═════ Data to process

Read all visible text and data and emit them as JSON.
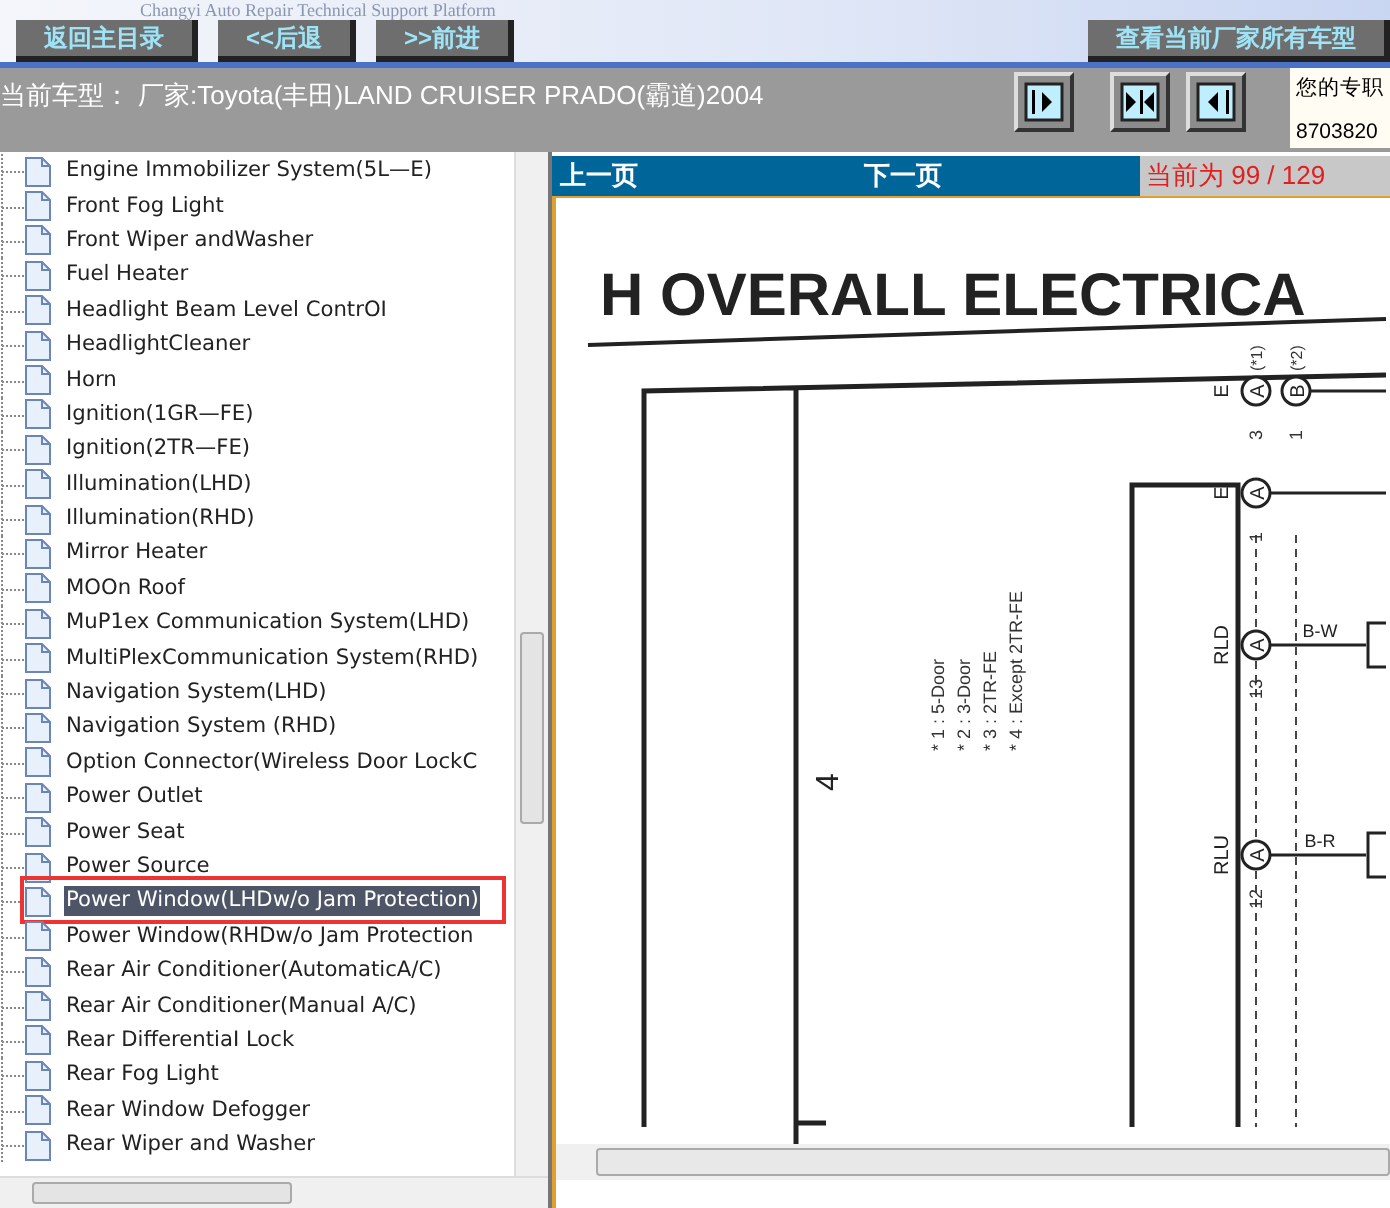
{
  "banner": {
    "subtitle": "Changyi Auto Repair Technical Support Platform",
    "buttons": [
      "返回主目录",
      "<<后退",
      ">>前进",
      "查看当前厂家所有车型"
    ]
  },
  "model_bar": {
    "label": "当前车型：",
    "model": "厂家:Toyota(丰田)LAND CRUISER PRADO(霸道)2004",
    "info_lines": [
      "您的专职",
      "8703820"
    ]
  },
  "tree": {
    "items": [
      {
        "label": "Engine Immobilizer System(5L—E)",
        "selected": false,
        "highlighted": false
      },
      {
        "label": "Front Fog Light",
        "selected": false,
        "highlighted": false
      },
      {
        "label": "Front Wiper andWasher",
        "selected": false,
        "highlighted": false
      },
      {
        "label": "Fuel Heater",
        "selected": false,
        "highlighted": false
      },
      {
        "label": "Headlight Beam Level ContrOI",
        "selected": false,
        "highlighted": false
      },
      {
        "label": "HeadlightCleaner",
        "selected": false,
        "highlighted": false
      },
      {
        "label": "Horn",
        "selected": false,
        "highlighted": false
      },
      {
        "label": "Ignition(1GR—FE)",
        "selected": false,
        "highlighted": false
      },
      {
        "label": "Ignition(2TR—FE)",
        "selected": false,
        "highlighted": false
      },
      {
        "label": "Illumination(LHD)",
        "selected": false,
        "highlighted": false
      },
      {
        "label": "Illumination(RHD)",
        "selected": false,
        "highlighted": false
      },
      {
        "label": "Mirror Heater",
        "selected": false,
        "highlighted": false
      },
      {
        "label": "MOOn Roof",
        "selected": false,
        "highlighted": false
      },
      {
        "label": "MuP1ex Communication System(LHD)",
        "selected": false,
        "highlighted": false
      },
      {
        "label": "MuItiPlexCommunication System(RHD)",
        "selected": false,
        "highlighted": false
      },
      {
        "label": "Navigation System(LHD)",
        "selected": false,
        "highlighted": false
      },
      {
        "label": "Navigation System (RHD)",
        "selected": false,
        "highlighted": false
      },
      {
        "label": "Option Connector(Wireless Door LockC",
        "selected": false,
        "highlighted": false
      },
      {
        "label": "Power Outlet",
        "selected": false,
        "highlighted": false
      },
      {
        "label": "Power Seat",
        "selected": false,
        "highlighted": false
      },
      {
        "label": "Power Source",
        "selected": false,
        "highlighted": false
      },
      {
        "label": "Power Window(LHDw/o Jam Protection)",
        "selected": true,
        "highlighted": true
      },
      {
        "label": "Power Window(RHDw/o Jam Protection",
        "selected": false,
        "highlighted": false
      },
      {
        "label": "Rear Air Conditioner(AutomaticA/C)",
        "selected": false,
        "highlighted": false
      },
      {
        "label": "Rear Air Conditioner(Manual A/C)",
        "selected": false,
        "highlighted": false
      },
      {
        "label": "Rear DifferentiaI Lock",
        "selected": false,
        "highlighted": false
      },
      {
        "label": "Rear Fog Light",
        "selected": false,
        "highlighted": false
      },
      {
        "label": "Rear Window Defogger",
        "selected": false,
        "highlighted": false
      },
      {
        "label": "Rear Wiper and Washer",
        "selected": false,
        "highlighted": false
      }
    ]
  },
  "viewer": {
    "prev": "上一页",
    "next": "下一页",
    "page_status": "当前为 99 / 129",
    "document": {
      "title": "H  OVERALL ELECTRICA",
      "section": "4",
      "notes": [
        "* 1 : 5-Door",
        "* 2 : 3-Door",
        "* 3 : 2TR-FE",
        "* 4 : Except 2TR-FE"
      ],
      "connectors": [
        {
          "letter": "A",
          "pin": "3",
          "label": "E",
          "note": "(*1)"
        },
        {
          "letter": "B",
          "pin": "1",
          "note": "(*2)"
        },
        {
          "letter": "A",
          "pin": "1",
          "label": "E"
        },
        {
          "letter": "A",
          "pin": "13",
          "label": "RLD",
          "wire": "B-W"
        },
        {
          "letter": "A",
          "pin": "12",
          "label": "RLU",
          "wire": "B-R"
        }
      ]
    }
  }
}
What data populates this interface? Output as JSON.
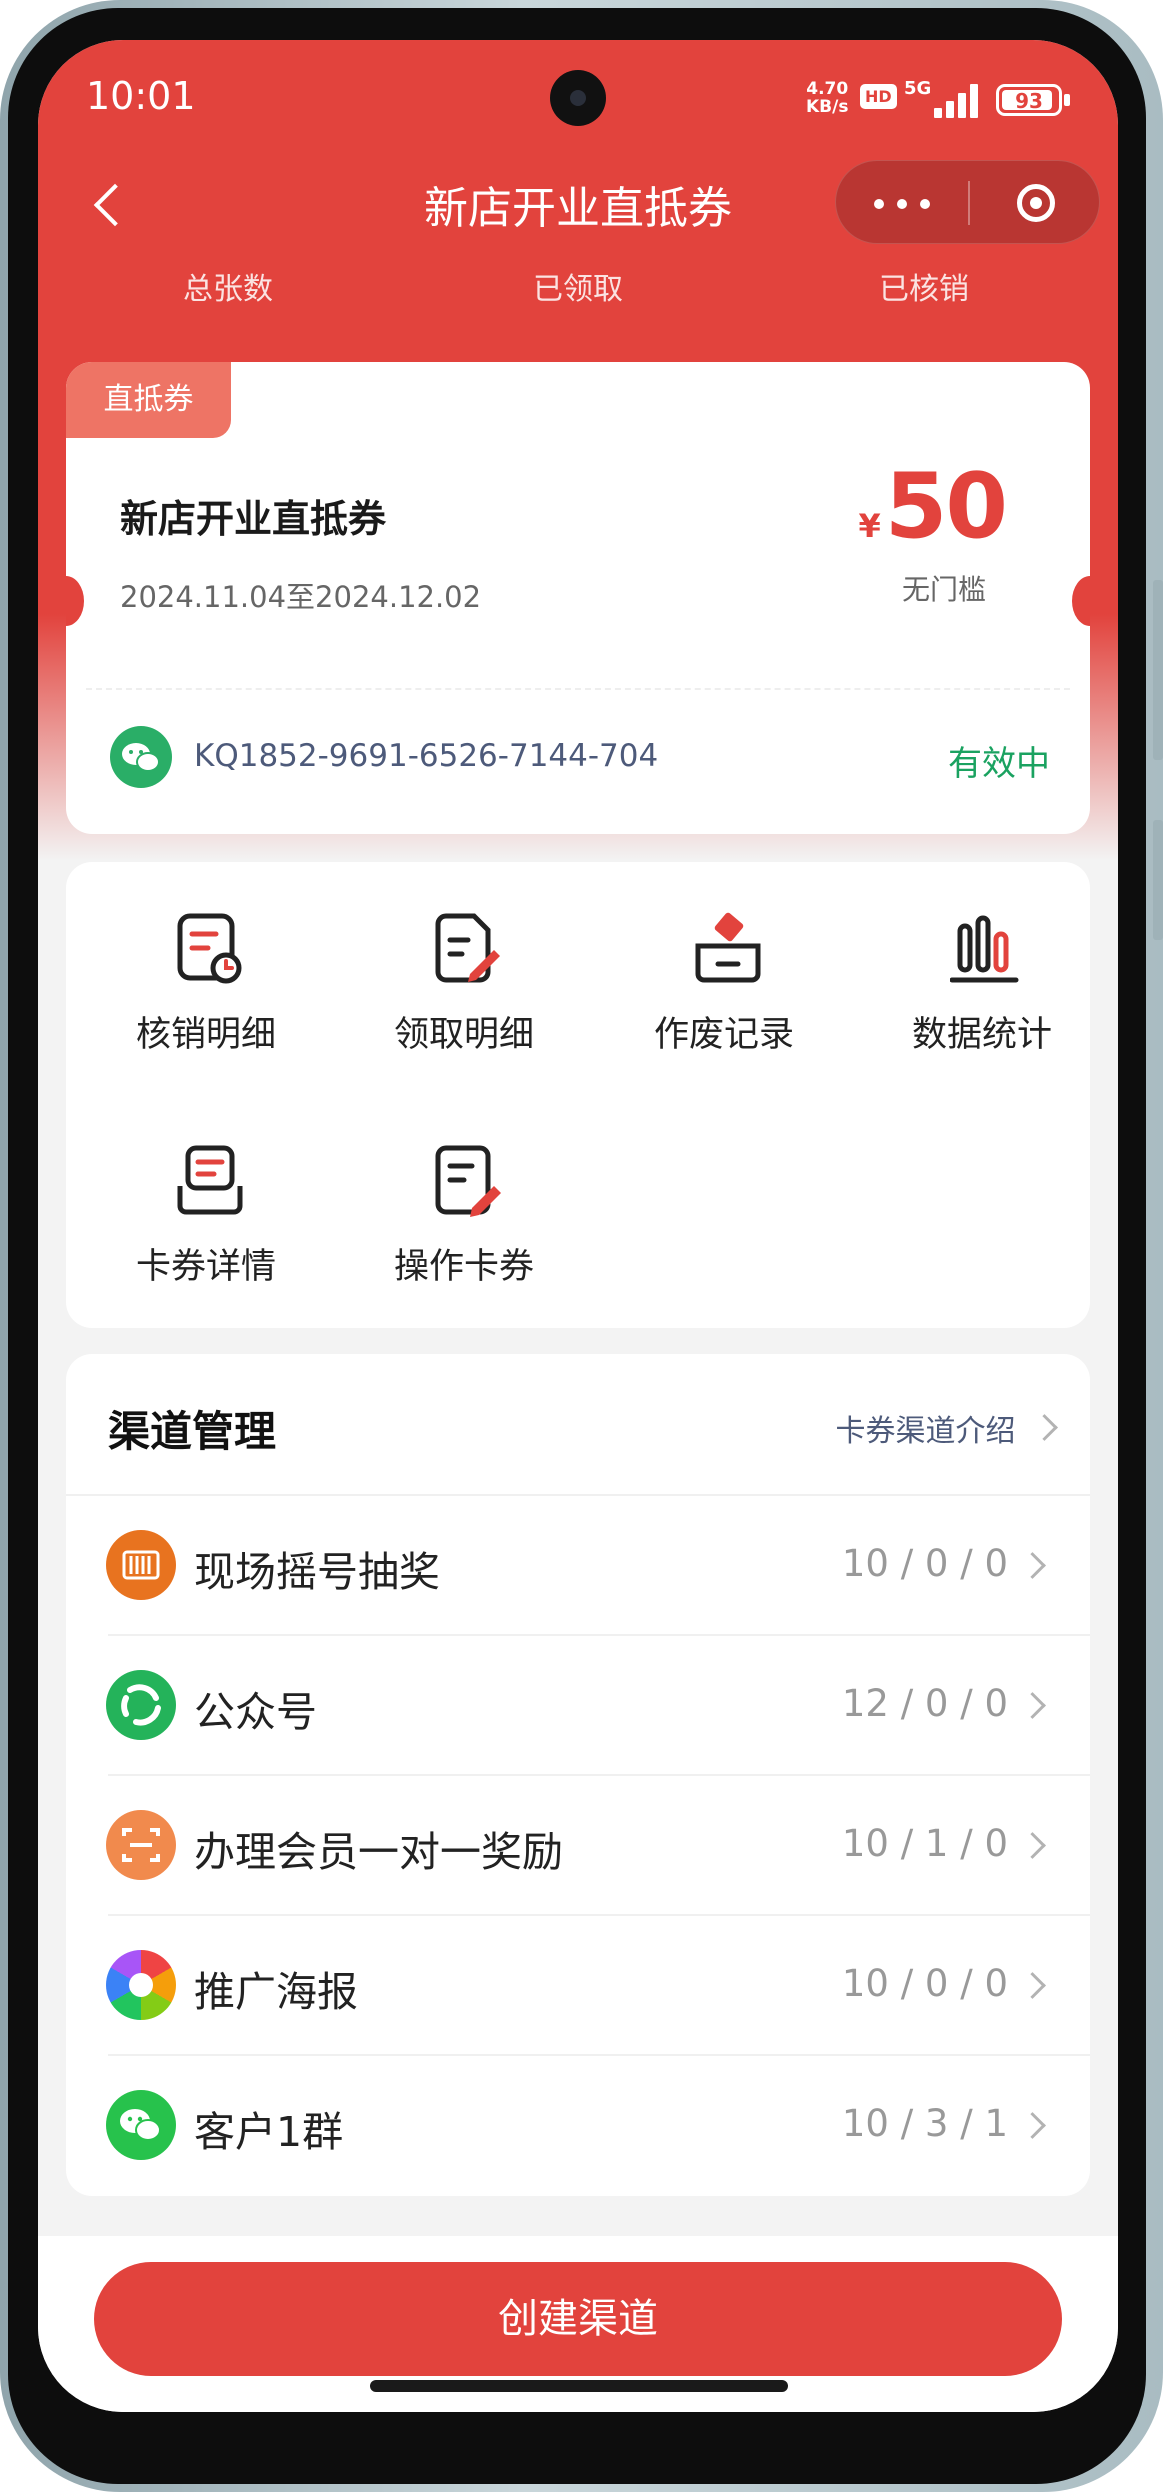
{
  "status_bar": {
    "time": "10:01",
    "net_speed_value": "4.70",
    "net_speed_unit": "KB/s",
    "hd_badge": "HD",
    "network": "5G",
    "battery": "93"
  },
  "header": {
    "title": "新店开业直抵券",
    "stats": [
      "总张数",
      "已领取",
      "已核销"
    ]
  },
  "coupon": {
    "tag": "直抵券",
    "name": "新店开业直抵券",
    "date_range": "2024.11.04至2024.12.02",
    "currency": "¥",
    "amount": "50",
    "threshold": "无门槛",
    "code": "KQ1852-9691-6526-7144-704",
    "status": "有效中"
  },
  "actions": [
    {
      "label": "核销明细",
      "icon": "redeem-detail-icon"
    },
    {
      "label": "领取明细",
      "icon": "claim-detail-icon"
    },
    {
      "label": "作废记录",
      "icon": "void-record-icon"
    },
    {
      "label": "数据统计",
      "icon": "statistics-icon"
    },
    {
      "label": "卡券详情",
      "icon": "card-detail-icon"
    },
    {
      "label": "操作卡券",
      "icon": "operate-card-icon"
    }
  ],
  "channels": {
    "title": "渠道管理",
    "intro_link": "卡券渠道介绍",
    "items": [
      {
        "name": "现场摇号抽奖",
        "counts": "10 / 0 / 0",
        "icon": "lottery-icon",
        "color": "#e8731f"
      },
      {
        "name": "公众号",
        "counts": "12 / 0 / 0",
        "icon": "official-account-icon",
        "color": "#24b35a"
      },
      {
        "name": "办理会员一对一奖励",
        "counts": "10 / 1 / 0",
        "icon": "member-reward-icon",
        "color": "#f18a4d"
      },
      {
        "name": "推广海报",
        "counts": "10 / 0 / 0",
        "icon": "promo-poster-icon",
        "color": "#3b82f6"
      },
      {
        "name": "客户1群",
        "counts": "10 / 3 / 1",
        "icon": "wechat-group-icon",
        "color": "#27c24c"
      }
    ]
  },
  "bottom": {
    "create_button": "创建渠道"
  },
  "colors": {
    "brand_red": "#e2433d",
    "status_green": "#1aa260"
  }
}
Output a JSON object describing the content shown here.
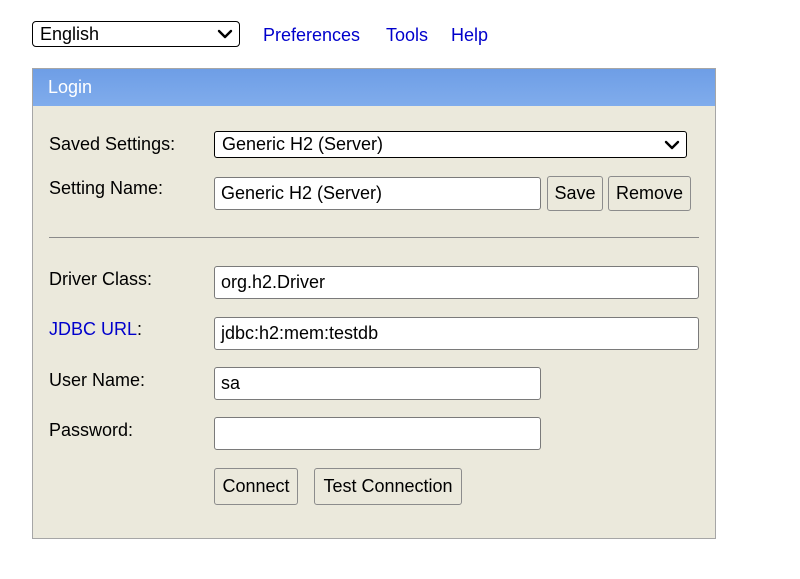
{
  "topbar": {
    "language": "English",
    "links": [
      "Preferences",
      "Tools",
      "Help"
    ]
  },
  "login": {
    "header": "Login",
    "saved_settings_label": "Saved Settings:",
    "saved_settings_value": "Generic H2 (Server)",
    "setting_name_label": "Setting Name:",
    "setting_name_value": "Generic H2 (Server)",
    "save_label": "Save",
    "remove_label": "Remove",
    "driver_class_label": "Driver Class:",
    "driver_class_value": "org.h2.Driver",
    "jdbc_url_link": "JDBC URL",
    "jdbc_url_colon": ":",
    "jdbc_url_value": "jdbc:h2:mem:testdb",
    "user_name_label": "User Name:",
    "user_name_value": "sa",
    "password_label": "Password:",
    "password_value": "",
    "connect_label": "Connect",
    "test_connection_label": "Test Connection"
  },
  "colors": {
    "panel_bg": "#ebe9dc",
    "header_bg": "#7aa6ea",
    "link": "#0000cc"
  },
  "icons": {
    "dropdown": "chevron-down-icon"
  }
}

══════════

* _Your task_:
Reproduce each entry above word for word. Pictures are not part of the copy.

* _Output of the task_:
Read all visible text and data and emit them as JSON.
{
  "banner": {
    "subtitle": "Changyi Auto Repair Technical Support Platform",
    "buttons": [
      "返回主目录",
      "<<后退",
      ">>前进",
      "查看当前厂家所有车型"
    ]
  },
  "model_bar": {
    "label": "当前车型：",
    "model": "厂家:Toyota(丰田)LAND CRUISER PRADO(霸道)2004",
    "info_lines": [
      "您的专职",
      "8703820"
    ]
  },
  "tree": {
    "items": [
      {
        "label": "Engine Immobilizer System(5L—E)",
        "selected": false,
        "highlighted": false
      },
      {
        "label": "Front Fog Light",
        "selected": false,
        "highlighted": false
      },
      {
        "label": "Front Wiper andWasher",
        "selected": false,
        "highlighted": false
      },
      {
        "label": "Fuel Heater",
        "selected": false,
        "highlighted": false
      },
      {
        "label": "Headlight Beam Level ContrOI",
        "selected": false,
        "highlighted": false
      },
      {
        "label": "HeadlightCleaner",
        "selected": false,
        "highlighted": false
      },
      {
        "label": "Horn",
        "selected": false,
        "highlighted": false
      },
      {
        "label": "Ignition(1GR—FE)",
        "selected": false,
        "highlighted": false
      },
      {
        "label": "Ignition(2TR—FE)",
        "selected": false,
        "highlighted": false
      },
      {
        "label": "Illumination(LHD)",
        "selected": false,
        "highlighted": false
      },
      {
        "label": "Illumination(RHD)",
        "selected": false,
        "highlighted": false
      },
      {
        "label": "Mirror Heater",
        "selected": false,
        "highlighted": false
      },
      {
        "label": "MOOn Roof",
        "selected": false,
        "highlighted": false
      },
      {
        "label": "MuP1ex Communication System(LHD)",
        "selected": false,
        "highlighted": false
      },
      {
        "label": "MuItiPlexCommunication System(RHD)",
        "selected": false,
        "highlighted": false
      },
      {
        "label": "Navigation System(LHD)",
        "selected": false,
        "highlighted": false
      },
      {
        "label": "Navigation System (RHD)",
        "selected": false,
        "highlighted": false
      },
      {
        "label": "Option Connector(Wireless Door LockC",
        "selected": false,
        "highlighted": false
      },
      {
        "label": "Power Outlet",
        "selected": false,
        "highlighted": false
      },
      {
        "label": "Power Seat",
        "selected": false,
        "highlighted": false
      },
      {
        "label": "Power Source",
        "selected": false,
        "highlighted": false
      },
      {
        "label": "Power Window(LHDw/o Jam Protection)",
        "selected": true,
        "highlighted": true
      },
      {
        "label": "Power Window(RHDw/o Jam Protection",
        "selected": false,
        "highlighted": false
      },
      {
        "label": "Rear Air Conditioner(AutomaticA/C)",
        "selected": false,
        "highlighted": false
      },
      {
        "label": "Rear Air Conditioner(Manual A/C)",
        "selected": false,
        "highlighted": false
      },
      {
        "label": "Rear DifferentiaI Lock",
        "selected": false,
        "highlighted": false
      },
      {
        "label": "Rear Fog Light",
        "selected": false,
        "highlighted": false
      },
      {
        "label": "Rear Window Defogger",
        "selected": false,
        "highlighted": false
      },
      {
        "label": "Rear Wiper and Washer",
        "selected": false,
        "highlighted": false
      }
    ]
  },
  "viewer": {
    "prev": "上一页",
    "next": "下一页",
    "page_status": "当前为 99 / 129",
    "document": {
      "title": "H  OVERALL ELECTRICA",
      "section": "4",
      "notes": [
        "* 1 : 5-Door",
        "* 2 : 3-Door",
        "* 3 : 2TR-FE",
        "* 4 : Except 2TR-FE"
      ],
      "connectors": [
        {
          "letter": "A",
          "pin": "3",
          "label": "E",
          "note": "(*1)"
        },
        {
          "letter": "B",
          "pin": "1",
          "note": "(*2)"
        },
        {
          "letter": "A",
          "pin": "1",
          "label": "E"
        },
        {
          "letter": "A",
          "pin": "13",
          "label": "RLD",
          "wire": "B-W"
        },
        {
          "letter": "A",
          "pin": "12",
          "label": "RLU",
          "wire": "B-R"
        }
      ]
    }
  }
}
What data populates this interface? Output as JSON.
{
  "status_bar": {
    "time": "10:01",
    "net_speed_value": "4.70",
    "net_speed_unit": "KB/s",
    "hd_badge": "HD",
    "network": "5G",
    "battery": "93"
  },
  "header": {
    "title": "新店开业直抵券",
    "stats": [
      "总张数",
      "已领取",
      "已核销"
    ]
  },
  "coupon": {
    "tag": "直抵券",
    "name": "新店开业直抵券",
    "date_range": "2024.11.04至2024.12.02",
    "currency": "¥",
    "amount": "50",
    "threshold": "无门槛",
    "code": "KQ1852-9691-6526-7144-704",
    "status": "有效中"
  },
  "actions": [
    {
      "label": "核销明细",
      "icon": "redeem-detail-icon"
    },
    {
      "label": "领取明细",
      "icon": "claim-detail-icon"
    },
    {
      "label": "作废记录",
      "icon": "void-record-icon"
    },
    {
      "label": "数据统计",
      "icon": "statistics-icon"
    },
    {
      "label": "卡券详情",
      "icon": "card-detail-icon"
    },
    {
      "label": "操作卡券",
      "icon": "operate-card-icon"
    }
  ],
  "channels": {
    "title": "渠道管理",
    "intro_link": "卡券渠道介绍",
    "items": [
      {
        "name": "现场摇号抽奖",
        "counts": "10 / 0 / 0",
        "icon": "lottery-icon",
        "color": "#e8731f"
      },
      {
        "name": "公众号",
        "counts": "12 / 0 / 0",
        "icon": "official-account-icon",
        "color": "#24b35a"
      },
      {
        "name": "办理会员一对一奖励",
        "counts": "10 / 1 / 0",
        "icon": "member-reward-icon",
        "color": "#f18a4d"
      },
      {
        "name": "推广海报",
        "counts": "10 / 0 / 0",
        "icon": "promo-poster-icon",
        "color": "#3b82f6"
      },
      {
        "name": "客户1群",
        "counts": "10 / 3 / 1",
        "icon": "wechat-group-icon",
        "color": "#27c24c"
      }
    ]
  },
  "bottom": {
    "create_button": "创建渠道"
  },
  "colors": {
    "brand_red": "#e2433d",
    "status_green": "#1aa260"
  }
}
Output a JSON object describing the content shown here.
{
  "topbar": {
    "language": "English",
    "links": [
      "Preferences",
      "Tools",
      "Help"
    ]
  },
  "login": {
    "header": "Login",
    "saved_settings_label": "Saved Settings:",
    "saved_settings_value": "Generic H2 (Server)",
    "setting_name_label": "Setting Name:",
    "setting_name_value": "Generic H2 (Server)",
    "save_label": "Save",
    "remove_label": "Remove",
    "driver_class_label": "Driver Class:",
    "driver_class_value": "org.h2.Driver",
    "jdbc_url_link": "JDBC URL",
    "jdbc_url_colon": ":",
    "jdbc_url_value": "jdbc:h2:mem:testdb",
    "user_name_label": "User Name:",
    "user_name_value": "sa",
    "password_label": "Password:",
    "password_value": "",
    "connect_label": "Connect",
    "test_connection_label": "Test Connection"
  },
  "colors": {
    "panel_bg": "#ebe9dc",
    "header_bg": "#7aa6ea",
    "link": "#0000cc"
  },
  "icons": {
    "dropdown": "chevron-down-icon"
  }
}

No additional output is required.